PROBLEM DETAILS: Go through the records and copy each line where the string "date" occurs.

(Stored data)
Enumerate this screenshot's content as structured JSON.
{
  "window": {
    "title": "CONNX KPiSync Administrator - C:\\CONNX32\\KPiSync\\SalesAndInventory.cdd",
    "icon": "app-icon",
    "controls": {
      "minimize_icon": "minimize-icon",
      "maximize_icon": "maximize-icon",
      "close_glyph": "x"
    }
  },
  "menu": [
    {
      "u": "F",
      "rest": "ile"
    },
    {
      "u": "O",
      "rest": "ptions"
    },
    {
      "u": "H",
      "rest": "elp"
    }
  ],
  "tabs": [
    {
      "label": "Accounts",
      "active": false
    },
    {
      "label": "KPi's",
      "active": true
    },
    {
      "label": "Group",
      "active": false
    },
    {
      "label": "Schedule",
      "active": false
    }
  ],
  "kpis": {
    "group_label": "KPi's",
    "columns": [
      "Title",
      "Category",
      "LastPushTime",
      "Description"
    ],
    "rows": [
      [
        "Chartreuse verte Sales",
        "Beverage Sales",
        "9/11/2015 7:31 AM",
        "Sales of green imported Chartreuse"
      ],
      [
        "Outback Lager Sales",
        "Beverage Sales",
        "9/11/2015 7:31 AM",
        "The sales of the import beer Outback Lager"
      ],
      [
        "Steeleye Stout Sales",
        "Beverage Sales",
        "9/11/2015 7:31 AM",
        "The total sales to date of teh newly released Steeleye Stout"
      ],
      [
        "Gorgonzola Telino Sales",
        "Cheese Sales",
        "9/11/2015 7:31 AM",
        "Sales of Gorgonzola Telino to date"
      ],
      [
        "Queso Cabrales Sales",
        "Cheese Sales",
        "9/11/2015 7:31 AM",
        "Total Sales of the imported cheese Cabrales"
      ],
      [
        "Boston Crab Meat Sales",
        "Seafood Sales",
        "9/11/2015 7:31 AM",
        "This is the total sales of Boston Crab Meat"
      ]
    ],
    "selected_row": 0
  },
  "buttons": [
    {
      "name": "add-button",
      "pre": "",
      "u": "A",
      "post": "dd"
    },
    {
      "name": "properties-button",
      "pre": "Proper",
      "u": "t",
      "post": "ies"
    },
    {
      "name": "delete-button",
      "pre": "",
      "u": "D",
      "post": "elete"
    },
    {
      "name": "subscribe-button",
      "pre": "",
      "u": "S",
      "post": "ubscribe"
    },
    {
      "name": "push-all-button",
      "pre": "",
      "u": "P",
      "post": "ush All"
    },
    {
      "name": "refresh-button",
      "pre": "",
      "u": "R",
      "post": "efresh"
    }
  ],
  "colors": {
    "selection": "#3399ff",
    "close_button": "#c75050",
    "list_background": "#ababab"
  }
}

SOLUTION TO THE EXERCISE:
        "The total sales to date of teh newly released Steeleye Stout"
        "Sales of Gorgonzola Telino to date"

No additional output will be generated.